• [TRY IT]
Retype the entries in full.

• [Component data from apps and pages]
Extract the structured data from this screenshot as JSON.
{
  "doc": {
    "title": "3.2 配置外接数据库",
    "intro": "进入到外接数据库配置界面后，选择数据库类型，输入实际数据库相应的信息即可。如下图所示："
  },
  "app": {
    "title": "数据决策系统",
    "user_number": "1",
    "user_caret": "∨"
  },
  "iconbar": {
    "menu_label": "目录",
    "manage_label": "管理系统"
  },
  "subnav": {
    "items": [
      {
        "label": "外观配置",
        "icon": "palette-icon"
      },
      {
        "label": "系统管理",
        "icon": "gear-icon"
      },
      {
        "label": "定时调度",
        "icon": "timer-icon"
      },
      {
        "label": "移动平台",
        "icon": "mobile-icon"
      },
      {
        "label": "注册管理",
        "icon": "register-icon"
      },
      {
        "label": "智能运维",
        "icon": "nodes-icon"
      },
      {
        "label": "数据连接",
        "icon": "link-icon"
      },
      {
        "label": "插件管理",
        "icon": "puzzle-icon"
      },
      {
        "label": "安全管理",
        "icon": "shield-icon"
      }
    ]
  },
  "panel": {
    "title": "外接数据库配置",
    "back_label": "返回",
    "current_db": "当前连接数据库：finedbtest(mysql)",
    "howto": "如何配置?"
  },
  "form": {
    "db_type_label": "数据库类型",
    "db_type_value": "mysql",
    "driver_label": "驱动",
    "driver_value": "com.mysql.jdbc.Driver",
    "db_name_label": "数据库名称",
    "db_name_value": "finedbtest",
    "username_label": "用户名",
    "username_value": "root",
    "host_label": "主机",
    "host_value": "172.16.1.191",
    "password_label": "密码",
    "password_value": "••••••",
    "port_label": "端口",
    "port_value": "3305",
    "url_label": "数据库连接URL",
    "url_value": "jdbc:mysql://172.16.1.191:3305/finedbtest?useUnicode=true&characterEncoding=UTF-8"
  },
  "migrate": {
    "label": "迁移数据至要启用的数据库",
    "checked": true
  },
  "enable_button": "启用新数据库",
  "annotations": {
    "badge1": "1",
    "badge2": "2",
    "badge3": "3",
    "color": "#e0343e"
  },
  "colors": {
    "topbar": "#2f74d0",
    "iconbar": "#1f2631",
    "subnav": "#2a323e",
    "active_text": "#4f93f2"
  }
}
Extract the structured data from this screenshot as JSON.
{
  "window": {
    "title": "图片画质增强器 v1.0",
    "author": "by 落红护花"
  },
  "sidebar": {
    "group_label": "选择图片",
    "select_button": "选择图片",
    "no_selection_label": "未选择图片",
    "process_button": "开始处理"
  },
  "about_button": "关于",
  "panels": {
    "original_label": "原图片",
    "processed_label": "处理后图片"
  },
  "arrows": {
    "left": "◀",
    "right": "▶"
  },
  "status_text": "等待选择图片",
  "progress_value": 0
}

• [SOLUTION BELOW]
Extract the structured data from this screenshot as JSON.
{
  "doc": {
    "title": "3.2 配置外接数据库",
    "intro": "进入到外接数据库配置界面后，选择数据库类型，输入实际数据库相应的信息即可。如下图所示："
  },
  "app": {
    "title": "数据决策系统",
    "user_number": "1",
    "user_caret": "∨"
  },
  "iconbar": {
    "menu_label": "目录",
    "manage_label": "管理系统"
  },
  "subnav": {
    "items": [
      {
        "label": "外观配置",
        "icon": "palette-icon"
      },
      {
        "label": "系统管理",
        "icon": "gear-icon"
      },
      {
        "label": "定时调度",
        "icon": "timer-icon"
      },
      {
        "label": "移动平台",
        "icon": "mobile-icon"
      },
      {
        "label": "注册管理",
        "icon": "register-icon"
      },
      {
        "label": "智能运维",
        "icon": "nodes-icon"
      },
      {
        "label": "数据连接",
        "icon": "link-icon"
      },
      {
        "label": "插件管理",
        "icon": "puzzle-icon"
      },
      {
        "label": "安全管理",
        "icon": "shield-icon"
      }
    ]
  },
  "panel": {
    "title": "外接数据库配置",
    "back_label": "返回",
    "current_db": "当前连接数据库：finedbtest(mysql)",
    "howto": "如何配置?"
  },
  "form": {
    "db_type_label": "数据库类型",
    "db_type_value": "mysql",
    "driver_label": "驱动",
    "driver_value": "com.mysql.jdbc.Driver",
    "db_name_label": "数据库名称",
    "db_name_value": "finedbtest",
    "username_label": "用户名",
    "username_value": "root",
    "host_label": "主机",
    "host_value": "172.16.1.191",
    "password_label": "密码",
    "password_value": "••••••",
    "port_label": "端口",
    "port_value": "3305",
    "url_label": "数据库连接URL",
    "url_value": "jdbc:mysql://172.16.1.191:3305/finedbtest?useUnicode=true&characterEncoding=UTF-8"
  },
  "migrate": {
    "label": "迁移数据至要启用的数据库",
    "checked": true
  },
  "enable_button": "启用新数据库",
  "annotations": {
    "badge1": "1",
    "badge2": "2",
    "badge3": "3",
    "color": "#e0343e"
  },
  "colors": {
    "topbar": "#2f74d0",
    "iconbar": "#1f2631",
    "subnav": "#2a323e",
    "active_text": "#4f93f2"
  }
}
Extract the structured data from this screenshot as JSON.
{
  "window": {
    "title": "图片画质增强器 v1.0",
    "author": "by 落红护花"
  },
  "sidebar": {
    "group_label": "选择图片",
    "select_button": "选择图片",
    "no_selection_label": "未选择图片",
    "process_button": "开始处理"
  },
  "about_button": "关于",
  "panels": {
    "original_label": "原图片",
    "processed_label": "处理后图片"
  },
  "arrows": {
    "left": "◀",
    "right": "▶"
  },
  "status_text": "等待选择图片",
  "progress_value": 0
}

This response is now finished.